Nida Ul Nasser case leads to MeToo reckoning for jamaat
After Nida Ul Nasser, a second person, this time a man, has come forward with allegations of sexual abuse, ratcheting up a Me Too reckoning of the closed-off Jamaat-e-Ahmadiyya
The latest story came to the light from the chair of the Computer Science and Software Engineering Department of the University of Wisconsin-Platteville, Dr Muhammad Afzal Upal. “I was six years old when an older male relative sexually abused me. He was visiting our house in Rabwah, Pakistan, the then worldwide headquarters of the Ahmadiyya Muslim community,” said 51-year-old Dr Upal, an Ahmadi, in his column published Wednesday. “Staying quiet is no longer an option for us; the safety of our children depends on us raising our voices and holding our leaders accountable.”
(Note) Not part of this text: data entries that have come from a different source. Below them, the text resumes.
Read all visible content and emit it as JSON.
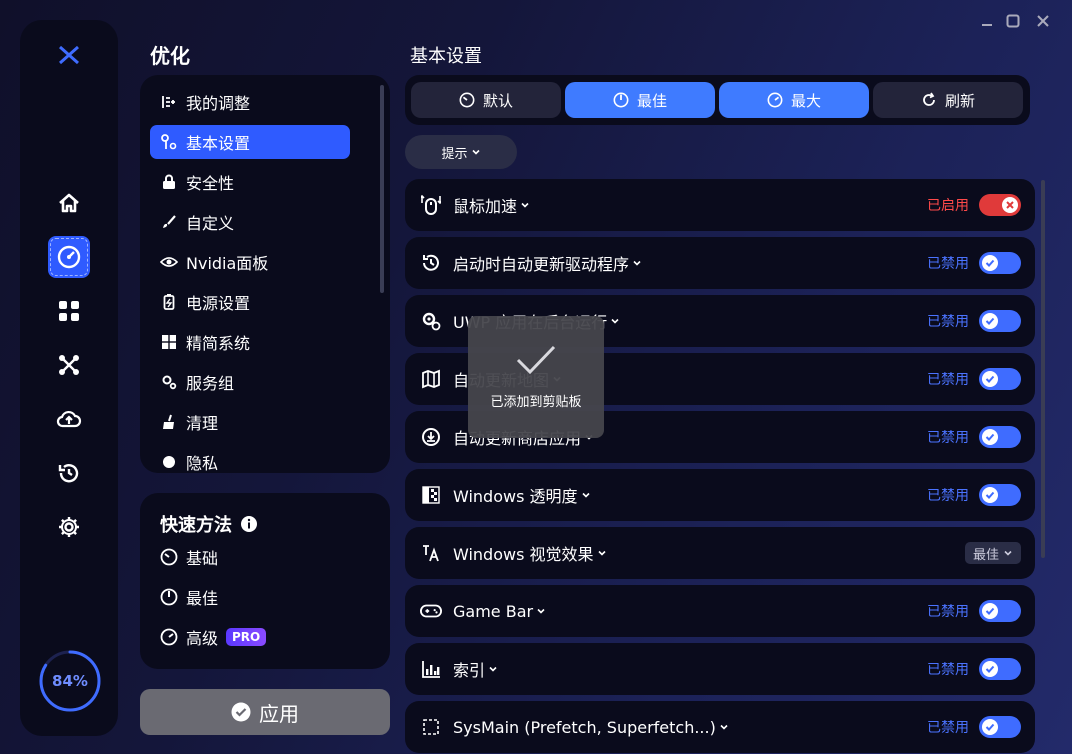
{
  "window": {
    "controls": [
      "minimize",
      "maximize",
      "close"
    ]
  },
  "rail": {
    "items": [
      {
        "icon": "logo-x-icon"
      },
      {
        "icon": "home-icon"
      },
      {
        "icon": "speedometer-icon",
        "active": true
      },
      {
        "icon": "apps-grid-icon"
      },
      {
        "icon": "network-icon"
      },
      {
        "icon": "cloud-upload-icon"
      },
      {
        "icon": "history-icon"
      },
      {
        "icon": "gear-icon"
      }
    ],
    "progress": {
      "label": "84%",
      "value": 0.84
    }
  },
  "sidebar": {
    "title": "优化",
    "items": [
      {
        "label": "我的调整",
        "icon": "list-plus-icon"
      },
      {
        "label": "基本设置",
        "icon": "tools-icon",
        "active": true
      },
      {
        "label": "安全性",
        "icon": "lock-icon"
      },
      {
        "label": "自定义",
        "icon": "brush-icon"
      },
      {
        "label": "Nvidia面板",
        "icon": "nvidia-eye-icon"
      },
      {
        "label": "电源设置",
        "icon": "battery-icon"
      },
      {
        "label": "精简系统",
        "icon": "windows-logo-icon"
      },
      {
        "label": "服务组",
        "icon": "gears-icon"
      },
      {
        "label": "清理",
        "icon": "broom-icon"
      },
      {
        "label": "隐私",
        "icon": "privacy-icon"
      }
    ]
  },
  "quick": {
    "title": "快速方法",
    "items": [
      {
        "label": "基础",
        "icon": "gauge-low-icon"
      },
      {
        "label": "最佳",
        "icon": "gauge-mid-icon"
      },
      {
        "label": "高级",
        "icon": "gauge-high-icon",
        "badge": "PRO"
      }
    ]
  },
  "apply": {
    "label": "应用"
  },
  "main": {
    "title": "基本设置",
    "presets": [
      {
        "label": "默认",
        "icon": "gauge-low-icon",
        "selected": false
      },
      {
        "label": "最佳",
        "icon": "gauge-mid-icon",
        "selected": true
      },
      {
        "label": "最大",
        "icon": "gauge-high-icon",
        "selected": true
      },
      {
        "label": "刷新",
        "icon": "refresh-icon",
        "selected": false
      }
    ],
    "hint": {
      "label": "提示"
    },
    "rows": [
      {
        "label": "鼠标加速",
        "icon": "mouse-icon",
        "status": "已启用",
        "control": "toggle-red"
      },
      {
        "label": "启动时自动更新驱动程序",
        "icon": "clock-refresh-icon",
        "status": "已禁用",
        "control": "toggle"
      },
      {
        "label": "UWP 应用在后台运行",
        "icon": "gear-refresh-icon",
        "status": "已禁用",
        "control": "toggle"
      },
      {
        "label": "自动更新地图",
        "icon": "map-icon",
        "status": "已禁用",
        "control": "toggle"
      },
      {
        "label": "自动更新商店应用",
        "icon": "download-icon",
        "status": "已禁用",
        "control": "toggle"
      },
      {
        "label": "Windows 透明度",
        "icon": "transparency-icon",
        "status": "已禁用",
        "control": "toggle"
      },
      {
        "label": "Windows 视觉效果",
        "icon": "font-a-icon",
        "status": "最佳",
        "control": "select"
      },
      {
        "label": "Game Bar",
        "icon": "gamepad-icon",
        "status": "已禁用",
        "control": "toggle"
      },
      {
        "label": "索引",
        "icon": "bar-chart-icon",
        "status": "已禁用",
        "control": "toggle"
      },
      {
        "label": "SysMain (Prefetch, Superfetch...)",
        "icon": "sysmain-icon",
        "status": "已禁用",
        "control": "toggle"
      }
    ]
  },
  "toast": {
    "text": "已添加到剪贴板",
    "icon": "check-icon"
  }
}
Dr Upal’s revelations come months after those of Nida Ul Nasser, 36, who has alleged being sexually molested from early childhood to the age of 25. She spoke of a long history of sexual abuse by her father and by close family members of the global leader of the community. Furthermore, a recording surfaced in December of the leader telling her to remain silent or face the system of the Jamaat, which could lead to her excommunication. The UK police is investigating Nida’s case.
Talking Samaa Digital, Dr Upal said he is an Ahmadi and is in favour of the system of the Jamaat and wants to make it accountable, transparent and safe for his children as well as for those of the other Ahmadis. There were too many other Rabwah boys of my age who were known victims, he wrote. He knows of one case of a boy who lived down the street from him. Being a known victim, he was far more attractive a target for sexual predators, he said. There was always a line-up of older boys from the neighborhood wanting to take him out to a coffee shop or a restaurant, he wrote.
“Instead of taking any action against the abusers, the Jamaat high-ups forced the family of the victim to vacate the residential quarters of Tehrik-e-Jadid, an auxiliary organization of Jamaat-e-Ahmadiyya, as a punishment of ‘spreading vice,’” according to Dr Upal.
He said another two boys of his age, who are now living in the US, have told him that they were also sexually molested during those days in Rabwa. He said he is expecting more people to come out with their stories and put faces to the offenders and whose who support abuse.
Dr Upal’s column has drawn huge attention on social media. Some Ahmadis have criticized him for discussing sexual abuse openly and others have appreciated the decision. “I’m glad more people are speaking up about the abhorrent abuse that goes unchallenged for fear of dishonor, disgrace, and shame. The shame should always be on the abuser and our cultures need to change accordingly,” said Umbar Shakir on Twitter.
Creating the hashtag #AhmadiMeToo on Twitter, Upal said, “There are no Ahmadi teachings supporting abuse. Indeed, there are teachings against abusing others. The purpose of hashtags such as #AhmadiMeToo is not to suggest that abuse is any more prevalent in Jamaat.”
Many Ahmadis dismissed Nida’s accusations as baseless on social media. However, Dr Upal’s decision to talk about cases has since led to a significant decline in criticism of Nida.
The writer is based in Canada. He can be reached @RanaTanver